TASK DESCRIPTION: If a line in the entries includes "title", show that line.

Dataset rows describing interfaces:
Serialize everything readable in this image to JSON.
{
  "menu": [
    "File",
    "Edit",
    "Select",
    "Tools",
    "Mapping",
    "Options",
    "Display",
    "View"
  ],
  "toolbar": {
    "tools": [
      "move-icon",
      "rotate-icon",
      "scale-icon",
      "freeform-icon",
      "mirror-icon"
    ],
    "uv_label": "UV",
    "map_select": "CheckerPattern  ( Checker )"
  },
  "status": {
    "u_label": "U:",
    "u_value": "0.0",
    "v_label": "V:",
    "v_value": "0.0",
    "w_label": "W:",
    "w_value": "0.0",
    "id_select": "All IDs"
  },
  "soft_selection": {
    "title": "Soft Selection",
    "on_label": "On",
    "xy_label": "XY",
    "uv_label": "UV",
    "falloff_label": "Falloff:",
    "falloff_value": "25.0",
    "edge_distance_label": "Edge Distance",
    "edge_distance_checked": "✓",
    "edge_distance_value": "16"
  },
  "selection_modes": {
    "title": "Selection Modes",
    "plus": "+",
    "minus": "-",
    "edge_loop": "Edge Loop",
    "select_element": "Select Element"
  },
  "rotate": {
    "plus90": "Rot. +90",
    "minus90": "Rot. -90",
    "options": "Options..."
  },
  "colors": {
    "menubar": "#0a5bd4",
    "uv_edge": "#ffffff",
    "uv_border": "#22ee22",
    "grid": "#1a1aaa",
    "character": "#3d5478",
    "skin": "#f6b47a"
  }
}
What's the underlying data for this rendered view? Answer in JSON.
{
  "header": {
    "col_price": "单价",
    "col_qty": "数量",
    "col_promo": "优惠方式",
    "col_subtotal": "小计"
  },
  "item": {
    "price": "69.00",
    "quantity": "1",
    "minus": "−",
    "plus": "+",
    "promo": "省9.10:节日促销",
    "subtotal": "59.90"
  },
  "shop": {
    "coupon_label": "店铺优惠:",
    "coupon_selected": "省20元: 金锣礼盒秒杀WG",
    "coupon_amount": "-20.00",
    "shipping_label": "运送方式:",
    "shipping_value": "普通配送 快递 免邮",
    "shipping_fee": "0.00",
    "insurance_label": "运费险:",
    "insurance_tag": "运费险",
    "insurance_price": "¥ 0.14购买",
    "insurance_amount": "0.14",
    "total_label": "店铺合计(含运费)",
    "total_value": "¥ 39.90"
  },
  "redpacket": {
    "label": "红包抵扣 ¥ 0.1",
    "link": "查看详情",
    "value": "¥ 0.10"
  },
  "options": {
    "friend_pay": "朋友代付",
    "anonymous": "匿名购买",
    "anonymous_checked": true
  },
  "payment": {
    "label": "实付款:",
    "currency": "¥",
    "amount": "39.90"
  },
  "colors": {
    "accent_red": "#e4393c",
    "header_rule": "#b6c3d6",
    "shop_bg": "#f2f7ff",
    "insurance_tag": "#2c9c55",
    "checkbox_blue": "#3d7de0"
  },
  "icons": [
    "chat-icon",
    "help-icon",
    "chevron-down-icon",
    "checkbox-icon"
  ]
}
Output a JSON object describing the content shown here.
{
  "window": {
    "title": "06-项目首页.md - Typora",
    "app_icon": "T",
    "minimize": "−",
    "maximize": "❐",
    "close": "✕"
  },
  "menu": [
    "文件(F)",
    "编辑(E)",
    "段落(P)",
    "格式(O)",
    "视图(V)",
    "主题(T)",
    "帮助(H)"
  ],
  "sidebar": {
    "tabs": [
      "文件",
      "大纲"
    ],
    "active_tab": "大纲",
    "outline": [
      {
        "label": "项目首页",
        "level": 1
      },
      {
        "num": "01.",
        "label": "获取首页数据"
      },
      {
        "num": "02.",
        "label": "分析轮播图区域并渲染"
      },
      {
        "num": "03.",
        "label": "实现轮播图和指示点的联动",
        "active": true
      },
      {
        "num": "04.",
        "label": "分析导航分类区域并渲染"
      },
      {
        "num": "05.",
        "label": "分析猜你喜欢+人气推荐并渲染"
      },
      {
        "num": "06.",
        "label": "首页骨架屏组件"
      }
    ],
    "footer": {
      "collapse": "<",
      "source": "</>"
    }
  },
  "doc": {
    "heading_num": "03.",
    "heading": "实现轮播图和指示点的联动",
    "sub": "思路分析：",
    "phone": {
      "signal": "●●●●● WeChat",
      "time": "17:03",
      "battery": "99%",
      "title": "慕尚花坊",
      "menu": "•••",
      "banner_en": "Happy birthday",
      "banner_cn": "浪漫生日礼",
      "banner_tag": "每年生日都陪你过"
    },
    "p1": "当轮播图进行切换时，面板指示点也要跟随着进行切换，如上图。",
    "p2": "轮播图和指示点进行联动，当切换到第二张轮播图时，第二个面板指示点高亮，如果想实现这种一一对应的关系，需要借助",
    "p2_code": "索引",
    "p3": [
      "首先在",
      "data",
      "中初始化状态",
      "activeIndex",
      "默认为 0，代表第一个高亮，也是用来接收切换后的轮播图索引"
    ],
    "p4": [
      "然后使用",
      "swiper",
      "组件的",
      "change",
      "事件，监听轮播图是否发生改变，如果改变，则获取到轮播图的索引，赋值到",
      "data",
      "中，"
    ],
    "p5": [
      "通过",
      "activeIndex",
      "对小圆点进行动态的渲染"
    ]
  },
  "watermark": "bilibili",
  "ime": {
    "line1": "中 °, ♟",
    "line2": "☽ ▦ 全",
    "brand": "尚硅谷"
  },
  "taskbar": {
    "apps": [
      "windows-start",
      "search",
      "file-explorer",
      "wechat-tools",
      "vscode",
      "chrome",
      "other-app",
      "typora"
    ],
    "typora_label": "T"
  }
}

FINISHED EXERCISE:
    "title": "Soft Selection",
    "title": "Selection Modes",
    "title": "06-项目首页.md - Typora",
      "title": "慕尚花坊",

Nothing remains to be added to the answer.